How To Protect Tomato Seedlings From Frost

Tomatoes are long-season, warm-weather plants, which apparently means they are sensitive to frost. As such, sudden temperature swings in late spring and early fall can mean the untimely demise of your tomato plants.

That’s why you not only need to dutifully check the weather forecast every day around this time of the year but also pick your tomatoes or cover the plants when frost threatens.

How To Protect Tomato Seedlings From Frost

If you plant your garden too early and the danger of late spring frost threatens, appropriately covering your tomato seedlings can keep them from being damaged by the cold wind and freezing temperatures. Thankfully, there are many options and ways to protect your tomato seedling.

Generally, cloches, purchased or homemade, offer the best way to protect tomato seedlings from late spring frost. This post will cover more about protecting tomato seedlings from the dangers of frost.

Protecting tomato seedlings from cold and frost

How To Protect Tomato Seedlings From Frost

Tomatoes are warm-weather plants, and, to the surprise of many, they are not sensitive to frost alone. Cold snaps and consistently low temperatures can damage or destroy your tomato seedlings.

For this reason, you need to protect your tomato in late spring, early fall, and any time of the year when the temperature is forecast to dip overnight.

Thankfully, when it comes to protecting tomato plants, there are many options to suit just about budget and preferences. Here are some of the techniques that will do a great job of protecting your tomato seedlings from frost.

1. Using garden cloches

Usually clear and dome-shaped, a garden cloche is a glass or plastic cover placed over young plants to protect them from cold, insects, and damage by drying winds. They are usually designed with an opening in the top, which can be sealed or left open to allow air to vent, ultimately preventing overheating.

If you decide to use a cloche, cover up your tomato seedlings at dusk and remove the cloches early in the morning the next day.

It may be worth noting that glass clothes tend to be an expensive option. If you are looking to save money and still protect your tomato seedlings, you can purchase plastic cloches or make your own. Homemade cloches cost virtually nothing as long as you have empty plastic bottles or can get several from friends.

2. Using row covers

While cloches offer a quintessential way to protect tomato seedlings from frost and other elements, they can be too expensive for gardeners with relatively large gardners.

For gardeners having large gardens with long rows, row covers offer a suitable way to protect your tomatoes from cold.
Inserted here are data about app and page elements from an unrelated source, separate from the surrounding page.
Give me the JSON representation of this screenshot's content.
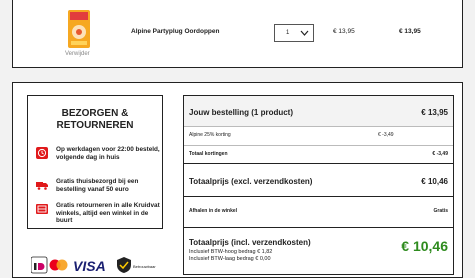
{
  "product": {
    "name": "Alpine Partyplug Oordoppen",
    "remove_label": "Verwijder",
    "quantity": "1",
    "unit_price": "€ 13,95",
    "total": "€ 13,95"
  },
  "delivery": {
    "title": "BEZORGEN & RETOURNEREN",
    "benefits": [
      "Op werkdagen voor 22:00 besteld, volgende dag in huis",
      "Gratis thuisbezorgd bij een bestelling vanaf 50 euro",
      "Gratis retourneren in alle Kruidvat winkels, altijd een winkel in de buurt"
    ]
  },
  "payments": {
    "visa": "VISA",
    "secure": "Betrouwbaar"
  },
  "summary": {
    "order_label": "Jouw bestelling (1 product)",
    "order_total": "€ 13,95",
    "discount_label": "Alpine 25% korting",
    "discount_value": "€ -3,49",
    "total_discount_label": "Totaal kortingen",
    "total_discount_value": "€ -3,49",
    "excl_label": "Totaalprijs (excl. verzendkosten)",
    "excl_value": "€ 10,46",
    "pickup_label": "Afhalen in de winkel",
    "pickup_value": "Gratis",
    "incl_label": "Totaalprijs (incl. verzendkosten)",
    "incl_value": "€ 10,46",
    "vat_high": "Inclusief BTW-hoog bedrag € 1,82",
    "vat_low": "Inclusief BTW-laag bedrag € 0,00"
  },
  "colors": {
    "accent_green": "#2e8b1e",
    "icon_red": "#e0191b"
  }
}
Essentially row covers are large clear sheets used to protect seedlings from cold, pests, and wind.

To use row covers, create a tent-like structure by driving stakes into the ground around your tomato plants and along the lines.

To determine the length of the stakes, measure the height of the tallest tomato seedling in each, then add around two feet so that the cover will be about one foot above the tallest seedling in a row.

Once you have the steaks ready, drape a sheet of frost cloth designed specifically for gardens over the structure in the evening and remove the clever in the morning. The good thing about row covers is that they are designed with breathable materials, so there is no need for a vent.

3. Build a greenhouse

This is an expensive way to protect your tomato seedlings, but it offers a long-term solution for protecting your tomato and other warm-season crops. Even better, it extends your growing season, making it possible to grow tomatoes year round.

A greenhouse is essentially a frame covered in glass or plastic, and you can build it to the design of your liking. If you are a savvy DIYer, the good thing is that you can build your greenhouse with everyday home tools.

How To Protect Tomato Seedlings From Frost: Conclusion

It is easy to be tempted to plant tomatoes early, especially if you are fond of growing varieties that take longer to mature. On the other hand, it is so unfortunate that tomato seedlings are highly susceptible to frost as well as low night temperatures.

Should dangers of late spring frost threaten, appropriate covers will help ensure that your seedlings are not damaged by the cold wind and freezing temperatures. Hopefully, this post will help you protect your tomato seedling from frost.

Related Article: When to Plant Tomato Seedlings From Seed Trays